Aim of the task: Within the listing below, please show every line carrying the string "title".

Record set:

━━━━━━━━━━━━━━━━━━━━

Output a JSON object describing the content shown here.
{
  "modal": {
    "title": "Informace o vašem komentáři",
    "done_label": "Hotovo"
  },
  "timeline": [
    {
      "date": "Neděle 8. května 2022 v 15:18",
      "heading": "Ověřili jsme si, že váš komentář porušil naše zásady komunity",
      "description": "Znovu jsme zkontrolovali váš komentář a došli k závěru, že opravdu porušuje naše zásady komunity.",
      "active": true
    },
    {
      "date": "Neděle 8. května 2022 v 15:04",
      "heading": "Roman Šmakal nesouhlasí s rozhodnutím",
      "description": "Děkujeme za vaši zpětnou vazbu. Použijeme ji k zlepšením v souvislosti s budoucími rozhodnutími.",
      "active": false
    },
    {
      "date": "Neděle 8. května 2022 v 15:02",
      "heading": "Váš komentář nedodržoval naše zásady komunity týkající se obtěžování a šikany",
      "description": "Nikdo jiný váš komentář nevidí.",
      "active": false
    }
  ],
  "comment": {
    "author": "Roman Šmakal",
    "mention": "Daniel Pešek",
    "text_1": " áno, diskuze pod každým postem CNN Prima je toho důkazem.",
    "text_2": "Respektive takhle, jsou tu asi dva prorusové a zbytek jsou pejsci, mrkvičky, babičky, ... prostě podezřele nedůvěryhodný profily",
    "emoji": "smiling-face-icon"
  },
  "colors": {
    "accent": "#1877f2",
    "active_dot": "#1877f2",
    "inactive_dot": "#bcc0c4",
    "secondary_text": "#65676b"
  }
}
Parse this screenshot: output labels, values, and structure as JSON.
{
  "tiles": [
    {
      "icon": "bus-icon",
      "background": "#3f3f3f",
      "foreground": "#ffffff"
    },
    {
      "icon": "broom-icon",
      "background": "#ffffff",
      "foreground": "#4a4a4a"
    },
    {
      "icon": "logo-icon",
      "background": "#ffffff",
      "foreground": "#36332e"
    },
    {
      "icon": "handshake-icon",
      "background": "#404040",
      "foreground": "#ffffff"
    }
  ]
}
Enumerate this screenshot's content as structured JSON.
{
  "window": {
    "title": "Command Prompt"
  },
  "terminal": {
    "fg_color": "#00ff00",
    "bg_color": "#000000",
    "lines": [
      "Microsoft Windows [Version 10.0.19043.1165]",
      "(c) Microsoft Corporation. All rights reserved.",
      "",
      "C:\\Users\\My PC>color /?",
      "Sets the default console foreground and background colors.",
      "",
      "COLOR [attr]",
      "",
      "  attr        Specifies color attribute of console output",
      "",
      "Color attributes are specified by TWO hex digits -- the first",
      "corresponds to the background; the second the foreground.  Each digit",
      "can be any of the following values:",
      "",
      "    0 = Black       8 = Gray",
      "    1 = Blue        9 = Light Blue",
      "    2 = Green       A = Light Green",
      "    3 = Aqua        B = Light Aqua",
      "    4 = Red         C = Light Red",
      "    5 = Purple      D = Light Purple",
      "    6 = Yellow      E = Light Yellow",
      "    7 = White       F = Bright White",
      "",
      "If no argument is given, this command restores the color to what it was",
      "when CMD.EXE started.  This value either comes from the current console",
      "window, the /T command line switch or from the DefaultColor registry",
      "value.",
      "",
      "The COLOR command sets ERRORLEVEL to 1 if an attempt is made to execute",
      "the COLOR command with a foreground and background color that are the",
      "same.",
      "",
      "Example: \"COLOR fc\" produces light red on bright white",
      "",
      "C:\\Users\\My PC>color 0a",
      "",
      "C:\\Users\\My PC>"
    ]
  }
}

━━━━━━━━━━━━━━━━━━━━

Written answer:
    "title": "Informace o vašem komentáři",
    "title": "Command Prompt"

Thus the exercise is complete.